In guiding Reds to a finish just four points outside the play-offs and then starting the 2013/14 season so well, Barker had begun to change the negative feeling many fans had towards him for what they felt was criticism of his own players and, on occasion them as well.
Many supporters felt he was using their club simply as a stepping stone to bigger things.
Arguably part of that at least was proved true in his switch to south coast neighbours Portsmouth in December, which came about after he had refused to rule out interest in the job and was sacked the following day by Crawley after seven games without a win.
But rather then being a step forward in his career, his Pompey exit today (Thursday, March 27) by ‘mutual consent’ follows a disastrous 109-day stay at Fratton Park which has seen his stock dramatically fall, leaving the question: What next for Richie Barker?
There is no denying the magnitude of the task he took on at Portsmouth. Taking over with the club in 17th position in League 2, they were downwardly mobile when he arrived having lost five of a seven-game winless run.
His record is actually extremely similar to his predecessor’s final 20 games in charge, Guy Whittingham having won five games to Barker’s four, both lost eight, with Whittingham claiming 18 league points to Barker’s 15.
But as in the final months at Crawley a lack of goals was the final death knell, Pompey managing just 11 in those 20 games.
With the club perilously close to the relegation places and the very real threat of an exit from Football League hanging over them - coupled with some very vocal anger towards him from the Pompey fans - his exit, along with assistant Taff Williams, came as no surprise.
While many Portsmouth fans (and some Crawley fans for that matter) will be gleeful at his latest departure, there’s little doubt Barker himself will already be plotting his next move, such is his determination.
The work ethic of a man who began taking his coaching badges long before injury cut short his playing days, and even ran a pub team while working evenings at Sheffield United’s academy, cannot be questioned.
For the short-term he will put all his energies into finishing his Uefa Pro License which will complete his coaching badges.
Then looking forward, he is settled in Brighton so would favour a job he could commute to rather then uproot his young family.
But while there is little doubt Barker will be eager to get back into the hotseat as quickly as possible, most clubs have either twisted or stuck by now in terms of a change of manager with the season rapidly drawing to a close.
He enjoyed plenty of success as the head of Bury’s youth academy before progressing on to the manager’s job, so he may look for a similar role for the remainder of the current campaign.
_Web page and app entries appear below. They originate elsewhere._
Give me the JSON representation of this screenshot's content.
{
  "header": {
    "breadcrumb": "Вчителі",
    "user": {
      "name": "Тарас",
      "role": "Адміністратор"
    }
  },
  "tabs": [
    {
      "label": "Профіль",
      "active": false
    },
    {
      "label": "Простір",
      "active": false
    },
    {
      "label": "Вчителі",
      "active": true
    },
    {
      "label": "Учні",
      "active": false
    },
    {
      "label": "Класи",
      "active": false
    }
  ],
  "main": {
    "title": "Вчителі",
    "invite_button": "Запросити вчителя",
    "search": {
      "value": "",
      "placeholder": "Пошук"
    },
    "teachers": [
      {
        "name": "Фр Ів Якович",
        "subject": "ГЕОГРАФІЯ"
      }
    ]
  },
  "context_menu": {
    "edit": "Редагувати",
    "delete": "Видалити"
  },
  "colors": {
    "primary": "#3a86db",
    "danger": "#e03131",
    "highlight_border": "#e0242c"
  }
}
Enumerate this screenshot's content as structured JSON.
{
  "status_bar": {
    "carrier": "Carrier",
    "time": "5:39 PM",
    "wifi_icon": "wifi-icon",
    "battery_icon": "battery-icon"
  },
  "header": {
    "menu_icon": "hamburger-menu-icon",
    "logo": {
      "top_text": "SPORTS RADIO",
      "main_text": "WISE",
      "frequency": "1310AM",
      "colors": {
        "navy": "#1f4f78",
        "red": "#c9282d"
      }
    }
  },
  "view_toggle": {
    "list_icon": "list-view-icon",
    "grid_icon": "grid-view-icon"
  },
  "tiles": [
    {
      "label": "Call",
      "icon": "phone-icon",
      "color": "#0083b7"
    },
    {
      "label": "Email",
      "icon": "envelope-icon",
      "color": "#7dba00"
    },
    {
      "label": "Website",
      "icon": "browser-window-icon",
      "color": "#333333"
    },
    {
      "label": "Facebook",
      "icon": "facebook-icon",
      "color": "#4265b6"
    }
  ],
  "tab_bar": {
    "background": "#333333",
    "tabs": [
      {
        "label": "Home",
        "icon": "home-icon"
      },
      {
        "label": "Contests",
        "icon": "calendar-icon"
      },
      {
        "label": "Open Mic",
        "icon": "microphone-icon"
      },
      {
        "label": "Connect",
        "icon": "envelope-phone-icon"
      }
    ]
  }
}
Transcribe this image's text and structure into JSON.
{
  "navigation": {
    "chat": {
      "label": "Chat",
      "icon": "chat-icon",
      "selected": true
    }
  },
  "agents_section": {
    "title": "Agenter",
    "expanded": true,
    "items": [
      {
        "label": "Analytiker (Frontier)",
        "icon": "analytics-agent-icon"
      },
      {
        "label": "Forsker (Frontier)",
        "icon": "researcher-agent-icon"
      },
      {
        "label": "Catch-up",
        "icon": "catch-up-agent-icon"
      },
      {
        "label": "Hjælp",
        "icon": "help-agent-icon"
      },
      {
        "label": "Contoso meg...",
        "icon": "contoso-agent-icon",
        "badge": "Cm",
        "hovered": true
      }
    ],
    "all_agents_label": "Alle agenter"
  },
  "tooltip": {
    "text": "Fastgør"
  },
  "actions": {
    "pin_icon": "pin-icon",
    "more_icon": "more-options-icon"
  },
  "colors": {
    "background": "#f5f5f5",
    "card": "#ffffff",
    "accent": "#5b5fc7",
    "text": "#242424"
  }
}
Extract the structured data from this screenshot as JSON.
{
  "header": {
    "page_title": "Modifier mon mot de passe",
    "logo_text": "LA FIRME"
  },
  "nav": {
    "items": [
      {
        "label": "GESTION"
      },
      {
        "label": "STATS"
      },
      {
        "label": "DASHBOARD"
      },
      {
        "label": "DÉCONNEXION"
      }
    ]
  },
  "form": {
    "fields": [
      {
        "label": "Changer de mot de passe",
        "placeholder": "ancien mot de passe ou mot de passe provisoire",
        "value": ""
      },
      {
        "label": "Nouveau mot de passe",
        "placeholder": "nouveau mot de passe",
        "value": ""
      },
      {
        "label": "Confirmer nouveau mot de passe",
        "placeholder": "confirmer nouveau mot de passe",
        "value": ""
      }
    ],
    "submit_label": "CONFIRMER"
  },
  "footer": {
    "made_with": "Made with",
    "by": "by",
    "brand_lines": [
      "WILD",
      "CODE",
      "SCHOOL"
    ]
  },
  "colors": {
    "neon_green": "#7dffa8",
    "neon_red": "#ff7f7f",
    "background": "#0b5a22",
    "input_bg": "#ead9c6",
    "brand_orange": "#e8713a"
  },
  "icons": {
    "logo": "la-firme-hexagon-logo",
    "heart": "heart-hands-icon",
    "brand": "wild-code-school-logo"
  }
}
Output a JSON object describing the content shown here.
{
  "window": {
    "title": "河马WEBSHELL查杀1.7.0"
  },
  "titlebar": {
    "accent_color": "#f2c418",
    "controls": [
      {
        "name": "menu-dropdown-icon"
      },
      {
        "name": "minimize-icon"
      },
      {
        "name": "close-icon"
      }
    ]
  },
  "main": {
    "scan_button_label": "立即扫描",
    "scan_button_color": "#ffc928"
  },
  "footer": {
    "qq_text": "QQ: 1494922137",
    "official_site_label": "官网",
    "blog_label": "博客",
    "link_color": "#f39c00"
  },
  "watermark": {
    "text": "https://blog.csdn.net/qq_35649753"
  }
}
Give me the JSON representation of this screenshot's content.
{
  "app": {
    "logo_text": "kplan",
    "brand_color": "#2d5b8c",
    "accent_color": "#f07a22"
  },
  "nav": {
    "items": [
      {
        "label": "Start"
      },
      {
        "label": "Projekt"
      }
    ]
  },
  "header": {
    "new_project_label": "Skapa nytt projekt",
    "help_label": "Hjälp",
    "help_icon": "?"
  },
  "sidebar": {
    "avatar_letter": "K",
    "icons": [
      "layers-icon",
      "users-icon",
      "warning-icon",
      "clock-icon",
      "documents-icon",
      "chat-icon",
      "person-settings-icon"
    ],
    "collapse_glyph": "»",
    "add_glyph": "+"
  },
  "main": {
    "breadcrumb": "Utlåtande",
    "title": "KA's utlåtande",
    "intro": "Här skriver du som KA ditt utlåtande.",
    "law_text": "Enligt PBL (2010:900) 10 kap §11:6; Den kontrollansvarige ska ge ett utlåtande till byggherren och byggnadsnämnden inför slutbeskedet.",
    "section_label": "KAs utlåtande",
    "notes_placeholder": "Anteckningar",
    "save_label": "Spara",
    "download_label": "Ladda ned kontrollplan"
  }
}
While there is little doubt Barker’s reputation as a manager has fallen just as steeply as it once rose in recent months it would be foolish to write him off just yet.
Though with his options now limited he may well have to take a few steps backwards in order to get a once hugely promising career back on track.